Q: As you mention, the four books were originally published in different eras, countries and languages. How important was it to have this diversity, and would you like the series to contribute to the rediscovery of ‘lost’ or underappreciated works by other women writers around the world?
I’m delighted that the series has such variety – it’s a testament to the extraordinary range of women’s writing that exists, and it challenges our preconceived ideas of, say, what a Muslim woman in 1940s India might be writing about, or how an American woman in the 1970s might portray France or Italy. I’m particularly pleased to have been able to include a work in translation in this series, as it’s increasingly necessary to read works by authors writing from different cultures and perspectives. And I very much hope that the series will inspire others – both publishers and readers – to seek out other books which may have been unfairly neglected for reasons of prejudice or bias.

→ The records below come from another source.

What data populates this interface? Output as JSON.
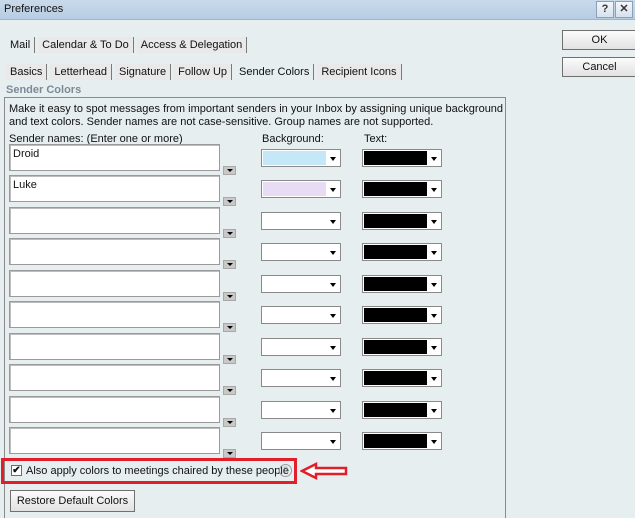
{
  "window": {
    "title": "Preferences",
    "help_glyph": "?",
    "close_glyph": "✕"
  },
  "top_tabs": [
    {
      "label": "Mail",
      "active": true
    },
    {
      "label": "Calendar & To Do",
      "active": false
    },
    {
      "label": "Access & Delegation",
      "active": false
    }
  ],
  "sub_tabs": [
    {
      "label": "Basics",
      "active": false
    },
    {
      "label": "Letterhead",
      "active": false
    },
    {
      "label": "Signature",
      "active": false
    },
    {
      "label": "Follow Up",
      "active": false
    },
    {
      "label": "Sender Colors",
      "active": true
    },
    {
      "label": "Recipient Icons",
      "active": false
    }
  ],
  "buttons": {
    "ok": "OK",
    "cancel": "Cancel",
    "restore": "Restore Default Colors"
  },
  "section": {
    "title": "Sender Colors",
    "description": "Make it easy to spot messages from important senders in your Inbox by assigning unique background and text colors.  Sender names are not case-sensitive. Group names are not supported.",
    "col_names": "Sender names: (Enter one or more)",
    "col_background": "Background:",
    "col_text": "Text:"
  },
  "rows": [
    {
      "name": "Droid",
      "background": "#c4e8f8",
      "text": "#000000"
    },
    {
      "name": "Luke",
      "background": "#e8dcf4",
      "text": "#000000"
    },
    {
      "name": "",
      "background": "#ffffff",
      "text": "#000000"
    },
    {
      "name": "",
      "background": "#ffffff",
      "text": "#000000"
    },
    {
      "name": "",
      "background": "#ffffff",
      "text": "#000000"
    },
    {
      "name": "",
      "background": "#ffffff",
      "text": "#000000"
    },
    {
      "name": "",
      "background": "#ffffff",
      "text": "#000000"
    },
    {
      "name": "",
      "background": "#ffffff",
      "text": "#000000"
    },
    {
      "name": "",
      "background": "#ffffff",
      "text": "#000000"
    },
    {
      "name": "",
      "background": "#ffffff",
      "text": "#000000"
    }
  ],
  "apply_meetings": {
    "label": "Also apply colors to meetings chaired by these people",
    "checked": true,
    "check_glyph": "✔",
    "help_glyph": "?"
  },
  "annotation": {
    "highlight_color": "#e01f2a"
  }
}
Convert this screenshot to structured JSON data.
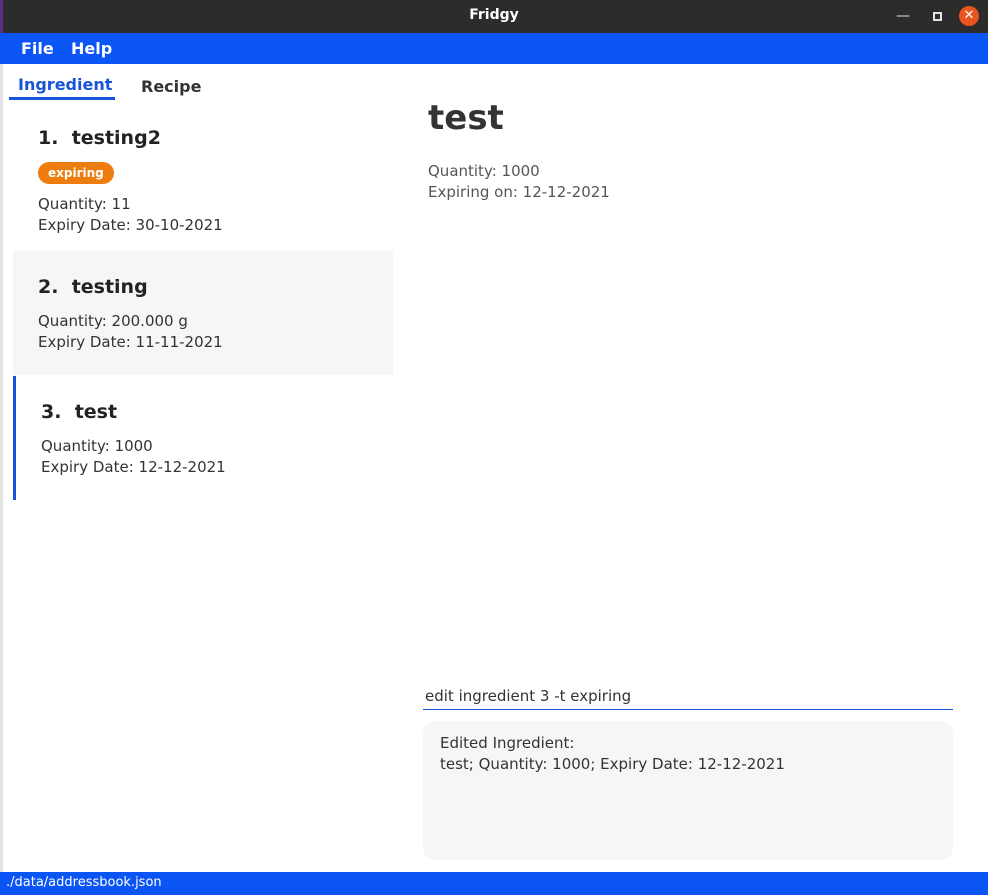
{
  "window": {
    "title": "Fridgy",
    "min_glyph": "—",
    "close_glyph": "✕"
  },
  "menu": {
    "file": "File",
    "help": "Help"
  },
  "tabs": [
    {
      "label": "Ingredient",
      "active": true
    },
    {
      "label": "Recipe",
      "active": false
    }
  ],
  "ingredients": [
    {
      "index": "1.",
      "name": "testing2",
      "tag": "expiring",
      "quantity": "Quantity: 11",
      "expiry": "Expiry Date: 30-10-2021"
    },
    {
      "index": "2.",
      "name": "testing",
      "quantity": "Quantity: 200.000 g",
      "expiry": "Expiry Date: 11-11-2021"
    },
    {
      "index": "3.",
      "name": "test",
      "quantity": "Quantity: 1000",
      "expiry": "Expiry Date: 12-12-2021"
    }
  ],
  "detail": {
    "name": "test",
    "quantity": "Quantity: 1000",
    "expiry": "Expiring on: 12-12-2021"
  },
  "command": {
    "value": "edit ingredient 3 -t expiring"
  },
  "result": {
    "line1": "Edited Ingredient:",
    "line2": "test; Quantity: 1000; Expiry Date: 12-12-2021"
  },
  "status": {
    "path": "./data/addressbook.json"
  },
  "colors": {
    "accent": "#0b55f5",
    "tag": "#ee7d0f",
    "titlebar": "#2c2c2c",
    "close": "#e95420"
  },
  "icons": {
    "minimize": "minimize-icon",
    "maximize": "maximize-icon",
    "close": "close-icon"
  }
}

Q: While the most recent of the books was written in 1989, Kamila and Penelope have both spoken of their continued resonance in the contemporary moment. Was it important that these works all feel relevant today, rather than being seen as ‘period pieces’?
I didn’t set out to find books that were necessarily relevant to today’s society, but rather ones which modern readers would still find enjoyable and entertaining. The Lark, for instance, could be called a period piece as it very much focuses on concerns of its day – from the question of women earning their own living to class snobbery – yet it is a book that readers love for its old-fashioned wit and light-hearted charm. Birds of America, though, is remarkable in its portrayal of a teenager troubled by political issues which remain at the forefront of our debates today. And all four authors shared a radical and progressive outlook which feels incredibly relevant to the world we live in now.
Q: You mentioned Kamila’s article in the Guardian and the centenary of some women being given the right to vote in the UK as inspirations. Do you see the series as contributing to debates surrounding gender (and other) imbalances in publishing?
Absolutely – I hope not only to bring attention to the four forgotten gems included in the Penguin Women Writers series, but also to contribute to a conversation around broader issues of equal representation for all: from what is included in the canon, to the importance of championing diverse voices.
Note: This interview gives the views of the author, and not the position of the LSE Review of Books blog, or of the London School of Economics. Images are provided courtesy of Penguin and should not be reproduced without the permission of the copyright holder.
Image One Credit: Penguin Women Writers novels (copyright Penguin/Martha Rich).
Image Two Credit: Penguin Women Writers novels (copyright Penguin/Martha Rich).